@pankisseskafka 4 a paper on Islam and hip hop, reviewers A and B said I shouldn't use the words "sample" or "scene" (as in "hip hop scene")Kris E Benson (@Kris_E_Benson) July 6, 2014
@pankisseskafka my fav review: called my writing "jejune" because I included a beyonce referenceJane Hu (@jane_c_hu) July 6, 2014
@pankisseskafka not mine, but a friend who waited over a year, article got rejected after she followed up, was covered in footprints.Jen Ebbeler (@jenebbeler) July 6, 2014
.@pankisseskafka Reviewer A: Not enough of my work here. Reviewer B: Not enough of my views here. Reviewer C: What *I* would have said is.Stuart Henderson (@henderstu) July 6, 2014
So many readers’ reports can be boiled down to: “Why wasn’t this article exactly the one I would have written?” (Or: “Why wasn’t I cited enough?”) Thus, too often, academic peer review is gatekeeping for its own sake, whose chief result is to wound the author as deeply and existentially as possible. For scholarly articles are exacting, they’re difficult, and they are often an expression of one’s full academic self. They can take months—sometimes years—to write. They’re our guts, spilled onto the paper, the absolute best work we can possibly do. Peer reviewers know this—they write articles themselves—and yet they still seize it as a rare opportunity to kick down.
Aside, however, from imploring academics not to be jerks (a likely futile task), the usual fixes suggested (and, sometimes, implemented), aren’t bad—but they could be better. Some academics argue, for example, that if reviewers signed their names, they might think twice about their pettiest jabs. I’m not so sure, though. Anyone who’s sat through the Q&A after a conference presentation knows that a lot of academics consider it sporting to rip each other’s faces off in public (“I don’t have a question so much as a comment”; a 20-minute tirade ensues).
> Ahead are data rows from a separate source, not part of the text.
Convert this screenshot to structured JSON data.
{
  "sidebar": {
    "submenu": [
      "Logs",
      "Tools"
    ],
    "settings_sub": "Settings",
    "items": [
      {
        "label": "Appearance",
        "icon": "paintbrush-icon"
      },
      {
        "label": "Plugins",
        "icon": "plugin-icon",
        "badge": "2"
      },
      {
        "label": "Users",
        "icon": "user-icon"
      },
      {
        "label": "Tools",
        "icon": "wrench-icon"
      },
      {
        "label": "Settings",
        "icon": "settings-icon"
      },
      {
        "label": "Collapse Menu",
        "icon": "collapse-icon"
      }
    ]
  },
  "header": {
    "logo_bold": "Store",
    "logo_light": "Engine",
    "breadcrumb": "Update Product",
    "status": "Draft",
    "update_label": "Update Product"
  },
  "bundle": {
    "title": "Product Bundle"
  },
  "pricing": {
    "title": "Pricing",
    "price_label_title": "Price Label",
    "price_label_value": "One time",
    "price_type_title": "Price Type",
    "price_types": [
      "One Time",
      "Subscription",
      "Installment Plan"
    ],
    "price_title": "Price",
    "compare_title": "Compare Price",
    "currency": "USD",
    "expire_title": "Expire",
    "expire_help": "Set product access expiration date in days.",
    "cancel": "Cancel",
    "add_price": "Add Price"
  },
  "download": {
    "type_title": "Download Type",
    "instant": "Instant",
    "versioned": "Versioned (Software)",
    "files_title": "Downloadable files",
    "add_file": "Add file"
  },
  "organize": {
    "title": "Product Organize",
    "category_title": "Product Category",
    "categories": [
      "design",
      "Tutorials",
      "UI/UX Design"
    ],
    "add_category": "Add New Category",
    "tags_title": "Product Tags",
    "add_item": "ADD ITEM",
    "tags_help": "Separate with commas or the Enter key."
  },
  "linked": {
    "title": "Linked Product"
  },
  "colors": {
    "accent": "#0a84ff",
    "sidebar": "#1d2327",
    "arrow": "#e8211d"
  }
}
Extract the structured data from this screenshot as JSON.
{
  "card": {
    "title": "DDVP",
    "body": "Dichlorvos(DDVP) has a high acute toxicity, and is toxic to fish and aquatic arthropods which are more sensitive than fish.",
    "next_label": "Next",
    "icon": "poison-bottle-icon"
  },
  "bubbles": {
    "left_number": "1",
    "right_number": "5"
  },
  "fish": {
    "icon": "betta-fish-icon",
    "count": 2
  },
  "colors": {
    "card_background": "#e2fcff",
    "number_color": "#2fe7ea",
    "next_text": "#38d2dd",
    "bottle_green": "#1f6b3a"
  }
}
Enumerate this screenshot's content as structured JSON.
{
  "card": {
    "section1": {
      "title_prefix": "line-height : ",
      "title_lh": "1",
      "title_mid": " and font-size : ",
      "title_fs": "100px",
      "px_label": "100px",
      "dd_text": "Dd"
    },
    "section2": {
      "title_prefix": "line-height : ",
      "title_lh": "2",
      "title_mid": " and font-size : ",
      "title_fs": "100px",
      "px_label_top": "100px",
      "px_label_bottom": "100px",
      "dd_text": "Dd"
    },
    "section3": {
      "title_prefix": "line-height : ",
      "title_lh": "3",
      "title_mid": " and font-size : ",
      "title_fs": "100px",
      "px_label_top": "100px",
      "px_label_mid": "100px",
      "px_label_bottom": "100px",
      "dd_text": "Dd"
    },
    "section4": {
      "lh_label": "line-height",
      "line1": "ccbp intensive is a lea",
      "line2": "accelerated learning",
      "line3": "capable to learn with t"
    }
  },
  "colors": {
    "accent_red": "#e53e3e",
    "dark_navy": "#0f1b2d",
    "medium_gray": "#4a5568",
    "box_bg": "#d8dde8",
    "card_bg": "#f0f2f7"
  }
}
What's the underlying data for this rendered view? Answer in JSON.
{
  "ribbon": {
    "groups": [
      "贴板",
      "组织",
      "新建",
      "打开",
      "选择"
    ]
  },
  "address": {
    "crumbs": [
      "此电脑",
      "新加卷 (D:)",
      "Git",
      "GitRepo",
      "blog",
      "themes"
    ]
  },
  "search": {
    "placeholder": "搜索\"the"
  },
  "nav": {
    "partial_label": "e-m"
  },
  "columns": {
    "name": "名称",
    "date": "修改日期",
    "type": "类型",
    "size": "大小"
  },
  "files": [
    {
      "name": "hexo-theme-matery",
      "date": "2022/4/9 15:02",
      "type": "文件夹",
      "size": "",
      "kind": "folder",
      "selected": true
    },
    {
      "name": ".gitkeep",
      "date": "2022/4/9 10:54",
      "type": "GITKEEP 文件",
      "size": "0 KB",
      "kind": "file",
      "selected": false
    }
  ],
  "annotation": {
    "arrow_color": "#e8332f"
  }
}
Another solution is the idea of open-source peer review, of the sort scholar Kathleen Fitzpatrick recently accomplished with her book Planned Obsolescence: Publishing, Technology and the Future of the Academy. The 43 peer reviewers she crowdsourced online, Fitzpatrick tells me, came from a diverse variety of disciplines, and thus “often disagreed with one another, and their discussions gave me important information about ways my work was being interpreted.” This, she said, combined with the two traditional reviews from her publisher (which she also says were quite constructive), improved her book drastically. I’m glad this system worked for her, but I admire her fortitude—because when I read “crowdsourced peer review,” I hear “Internet comments,” and I want to crawl into a hole and die.
What we need is an idea that takes advantage of, rather than battles against, academics’ petty self-interest. Luckily, the peers who review your work may think of themselves as above you in every way—but there’s one important manner in which they’re not: They need to publish too.
Right now anyone can submit an article or book to any journal or press, and if the beleaguered (often unpaid) editor likes it, she begs friends or grad students or total strangers to look at it for peer review. But what if in order to be eligible to submit an academic article to a journal, a scholar had first to volunteer to review someone else’s article for that same journal? What if that review had only two requirements: It has to be timely (in academese, by the way, this means three months). And that review has to be constructive. You want to publish and not perish? First you have to earn that right by making a punctual, non-petty investment into the publishing enterprise. Journals get better, more motivated reviewers; authors are more invested in actually reading and contributing the journals. Everybody wins. Call it “peer review review.”